Industry Gross Profit Margin (%) Net Profit Margin (%)
Retail (Walmart) 24.09 2.81
Gaming (EA) 74.39 21.57
Software (Microsoft) 67.76 33.72

Manufacturing: The manufacturing sector typically has varying profit margins due to differences in sectors and product types. However, in general, manufacturing companies have lower profit margins than software and gaming companies but higher than retailers like Walmart. For instance, General Electric (GE) had a gross profit margin of 22.18% and a net profit margin of -5.26% in the fiscal year 2020, which reflects the challenges faced by some manufacturing businesses in maintaining profitability.

In comparison, the table above highlights the profit margins across various industries, showing that different industries have distinct margin profiles. Factors such as cost structures, competition, and market dynamics all contribute to the variations in profitability amongst these commercial giants.

Frequently Asked Questions

How is profit margin calculated in a business?

To calculate profit margin in a business, you can use the following formula: Profit Margin = (Net Income / Revenue) x 100. Net income is the difference between total revenue and total expenses, while revenue refers to the total amount of money earned from sales.

What constitutes a good profit margin for a company?

A good profit margin varies depending on the industry and the company’s life stage. However, a good general guideline is a net profit margin between 5% and 20%. A higher percentage indicates a more profitable business, better control of costs, and a competitive advantage over competitors.

How does one differentiate between net profit margin and gross profit margin?

Gross profit margin is the percentage of revenue left after deducting the cost of goods sold (COGS). This metric demonstrates how efficient a company is in producing its goods or services.
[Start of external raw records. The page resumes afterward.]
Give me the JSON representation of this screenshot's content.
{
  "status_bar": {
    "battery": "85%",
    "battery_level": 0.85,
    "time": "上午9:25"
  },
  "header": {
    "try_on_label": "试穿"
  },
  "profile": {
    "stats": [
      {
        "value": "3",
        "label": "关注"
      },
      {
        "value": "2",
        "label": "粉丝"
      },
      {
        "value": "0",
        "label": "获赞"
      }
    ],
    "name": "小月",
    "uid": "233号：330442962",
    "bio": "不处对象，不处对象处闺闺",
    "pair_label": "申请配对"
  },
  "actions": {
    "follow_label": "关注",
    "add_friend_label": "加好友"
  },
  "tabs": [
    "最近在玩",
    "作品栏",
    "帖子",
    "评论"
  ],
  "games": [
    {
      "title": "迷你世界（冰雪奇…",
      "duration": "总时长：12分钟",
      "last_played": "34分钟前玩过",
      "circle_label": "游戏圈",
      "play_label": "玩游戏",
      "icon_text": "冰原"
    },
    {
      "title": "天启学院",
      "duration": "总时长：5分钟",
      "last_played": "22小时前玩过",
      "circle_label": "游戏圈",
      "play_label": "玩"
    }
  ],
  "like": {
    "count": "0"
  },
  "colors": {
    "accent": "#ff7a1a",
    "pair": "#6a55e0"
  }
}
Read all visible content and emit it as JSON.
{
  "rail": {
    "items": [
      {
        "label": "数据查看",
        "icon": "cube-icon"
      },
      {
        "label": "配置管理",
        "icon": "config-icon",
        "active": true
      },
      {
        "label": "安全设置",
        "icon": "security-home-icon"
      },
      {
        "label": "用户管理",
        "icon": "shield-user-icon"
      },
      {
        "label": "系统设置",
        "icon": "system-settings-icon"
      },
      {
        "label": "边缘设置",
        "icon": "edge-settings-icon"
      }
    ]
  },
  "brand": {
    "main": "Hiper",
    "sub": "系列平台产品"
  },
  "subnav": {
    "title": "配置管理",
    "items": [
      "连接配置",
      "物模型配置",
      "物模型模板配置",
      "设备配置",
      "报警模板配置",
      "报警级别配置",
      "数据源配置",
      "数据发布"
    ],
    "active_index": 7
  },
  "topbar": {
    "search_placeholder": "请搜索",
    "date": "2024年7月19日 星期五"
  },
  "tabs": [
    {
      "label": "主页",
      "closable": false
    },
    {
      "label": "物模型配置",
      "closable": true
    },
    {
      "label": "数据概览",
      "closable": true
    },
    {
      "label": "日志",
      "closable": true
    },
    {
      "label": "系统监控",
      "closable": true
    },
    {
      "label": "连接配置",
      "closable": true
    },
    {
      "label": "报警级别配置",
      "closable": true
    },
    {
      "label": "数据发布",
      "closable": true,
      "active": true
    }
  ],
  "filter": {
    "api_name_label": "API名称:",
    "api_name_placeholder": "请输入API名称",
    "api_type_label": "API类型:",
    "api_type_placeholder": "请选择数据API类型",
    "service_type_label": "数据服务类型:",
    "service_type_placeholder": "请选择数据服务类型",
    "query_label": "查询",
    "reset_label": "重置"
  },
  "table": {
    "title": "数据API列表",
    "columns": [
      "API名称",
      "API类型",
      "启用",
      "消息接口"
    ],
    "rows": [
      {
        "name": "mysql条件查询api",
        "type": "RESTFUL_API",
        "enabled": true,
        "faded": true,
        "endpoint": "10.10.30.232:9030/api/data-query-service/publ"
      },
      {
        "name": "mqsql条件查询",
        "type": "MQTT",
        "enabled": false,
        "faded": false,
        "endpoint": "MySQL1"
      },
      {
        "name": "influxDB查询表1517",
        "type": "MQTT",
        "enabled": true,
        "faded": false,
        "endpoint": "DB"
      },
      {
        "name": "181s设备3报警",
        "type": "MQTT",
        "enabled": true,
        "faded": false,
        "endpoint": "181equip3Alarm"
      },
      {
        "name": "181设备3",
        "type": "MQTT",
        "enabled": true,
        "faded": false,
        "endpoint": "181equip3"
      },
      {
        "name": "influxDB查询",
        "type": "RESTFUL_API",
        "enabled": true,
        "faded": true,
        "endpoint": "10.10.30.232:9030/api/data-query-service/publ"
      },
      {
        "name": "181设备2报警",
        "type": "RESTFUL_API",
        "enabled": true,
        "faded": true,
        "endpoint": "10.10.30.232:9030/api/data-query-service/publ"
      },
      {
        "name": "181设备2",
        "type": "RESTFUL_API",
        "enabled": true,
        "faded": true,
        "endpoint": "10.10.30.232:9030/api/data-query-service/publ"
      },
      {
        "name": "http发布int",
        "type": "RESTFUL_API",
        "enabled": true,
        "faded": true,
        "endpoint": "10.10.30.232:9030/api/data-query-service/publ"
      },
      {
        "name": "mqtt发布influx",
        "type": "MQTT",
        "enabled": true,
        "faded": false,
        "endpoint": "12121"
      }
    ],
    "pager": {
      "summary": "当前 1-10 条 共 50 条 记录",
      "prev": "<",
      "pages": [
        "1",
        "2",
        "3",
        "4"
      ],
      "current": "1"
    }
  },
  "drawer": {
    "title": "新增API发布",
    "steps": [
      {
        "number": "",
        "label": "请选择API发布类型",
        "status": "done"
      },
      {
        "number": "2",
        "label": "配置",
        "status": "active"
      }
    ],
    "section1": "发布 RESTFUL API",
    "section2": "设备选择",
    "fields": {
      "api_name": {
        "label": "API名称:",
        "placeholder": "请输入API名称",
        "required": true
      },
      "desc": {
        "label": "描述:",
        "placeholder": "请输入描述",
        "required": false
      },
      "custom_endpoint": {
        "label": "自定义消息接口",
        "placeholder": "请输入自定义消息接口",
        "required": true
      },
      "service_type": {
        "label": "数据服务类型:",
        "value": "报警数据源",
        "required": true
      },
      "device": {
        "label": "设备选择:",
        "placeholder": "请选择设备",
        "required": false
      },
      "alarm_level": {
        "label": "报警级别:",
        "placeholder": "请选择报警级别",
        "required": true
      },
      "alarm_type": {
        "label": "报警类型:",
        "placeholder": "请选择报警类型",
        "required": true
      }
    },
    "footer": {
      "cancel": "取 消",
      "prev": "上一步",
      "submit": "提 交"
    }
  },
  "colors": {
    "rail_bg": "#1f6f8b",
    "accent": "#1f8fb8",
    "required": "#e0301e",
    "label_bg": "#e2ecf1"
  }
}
The formula for gross profit margin is (Gross Profit / Revenue) x 100.

Net profit margin, on the other hand, is the percentage of revenue left after accounting for all expenses, including COGS, operating costs, taxes, and interest. It indicates how well a company manages its expenses as well as its profitability. The formula for net profit margin is (Net Income / Revenue) x 100.

What steps can a business take to increase its profit margin?

To increase profit margin, a business may:

  1. Reduce costs by streamlining operations, renegotiating vendor contracts, or improving inventory management.
  2. Increase revenue by optimizing pricing strategies, expanding product lines, or offering value-added services.
  3. Enhance marketing efforts to attract new customers and increase brand awareness.
  4. Improve operational efficiency by investing in technology and process improvements.
  5. Review the overall pricing strategy, considering factors such as competition, customer preferences, and market conditions.

How does profit margin reflect the financial health of a company?

Profit margin is an essential indicator of a company’s financial health. It demonstrates how much of each dollar earned is kept as profit after accounting for all expenses. A high profit margin indicates that the company has effective cost control, efficient operations, and strong earning potential. A low profit margin, on the other hand, may signal financial struggles, weak pricing strategies, or inefficiencies.

In what ways does profit margin impact pricing strategy?

Profit margin plays a critical role in determining a company’s pricing strategy. By assessing profit margin, a business can analyze its cost structure and adjust prices accordingly to maintain or increase profitability. Also, understanding the profit margin allows a company to weigh the potential benefits of various pricing strategies, such as discounting, penetration pricing, and value-based pricing, to optimize revenue and growth.